Amidst never-ending, highly publicised news reports of data breaches, hacker attacks, cryptocurrency theft, and other online scams against consumers and businesses, cybersecurity has once again moved to the top of the agenda and priority lists of many IT departments and providers worldwide.
It’s likely going to get worse before it gets better
We continue to witness high-profile Fortune 500 companies becoming victims of well-planned and executed breaches through cracks that left them vulnerable. The methods and toolboxes of cyber-criminals are becoming more sophisticated and well-funded. As we become increasingly connected through our many devices, the access points and surface for attacks also widen.
In an effort to stay ahead of not-so-well-intentioned online agents, the Cybersecurity Tech Accord was created and signed earlier this year. The accord is a public commitment among more than 30 global companies to protect and empower internet users and to improve the security, stability and resilience of cyberspace. It was signed by Microsoft, Facebook, SAP, and Cisco, among other tech giants.
"The devastating attacks from the past year demonstrate that cybersecurity is not just about what any single company can do but also about what we can all do together," said Microsoft President Brad Smith in an interview on the topic.
What are the top cybersecurity trends you need to be aware of this year if you are to keep things under control in your business? We’ll discuss the three we consider essential here.
The re-birth of video analytics and AI
Video surveillance is part of daily life in large cities and many offices. As AI grows more sophisticated and useful, capable of deciphering images, facial expressions and videos, the analytics produced by it are also growing in utility. Thousands of terabytes of video are recorded and stored on a daily basis around the globe as part of normal surveillance processes. Does anyone watch any of it? Hardly anyone ever does, unless there is a good reason for them to spend time looking for a specific event (e.g. a bank heist or another crime that needs to be investigated).
But what if we could derive intelligence from all these video feeds? What if we could tell which person, driving which automobile, ran which red light, or took part in which hit-and-run accident? These are all insights we can derive with the help of AI-driven video analytics that we are using already.
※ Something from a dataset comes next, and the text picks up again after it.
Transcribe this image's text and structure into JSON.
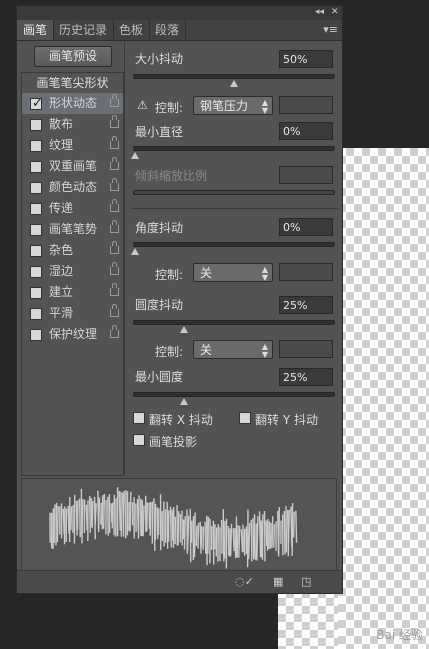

We could track and analyse much more, however. People tracking, area protection, anomaly recognition and reporting, suspicious or lost object detection are just some of the potential applications of advanced analysis. AI-driven video analytics are going to be a key technology for people, object and facility monitoring and emergency response in the coming years.
Solutions trump products
Small and mid-sized enterprises (SMEs) struggle to keep up with the latest securitytech, often citing lack of knowledge and resources as top concerns. To avoid having your vulnerabilities exploited by sinister organizations, it’s prudent to ensure your systems and response protocols are attack-proof and always up-to-date.
To accomplish this not-so-trivial feat, companies are looking for complete solutions, rather than products, to effectively protect their property, personnel, customers and assets, according to Roy Alves, sales director at Axis Communications. Rather than implementing products in silos, IT teams at large organizations and IT managers at SMEs, are in need of entire systems that can take care of security on all levels and help them tie loose ends.
Deep learning opportunities
Cybersecurity experts today are making use of both supervised and unsupervised deep learning to devise systems that can learn the nature of cyberthreats inside out, and thus, generate the appropriate responses, respective to each threat.
Deep learning is useful when detecting anomalies, like malicious behaviour or agents. The biggest challenge this field faces today is knowing what’s normal and acceptable and what isn’t. When it comes to normal and abnormal security events, there are exceptions to each rule. The tricky part is achieving a level of accuracy that would make the deep learning algorithm effective and practical enough to use in a real-world environment.
Although AI and deep learning are still far from solving all current security issues, it is also worth exploring applications that can make the work of security analysts easier and more efficient. Data visualization is one way of realizing this ambition and it is also useful when verifying and guiding the results of machine learning algorithms.
Copywriter: Ina Danova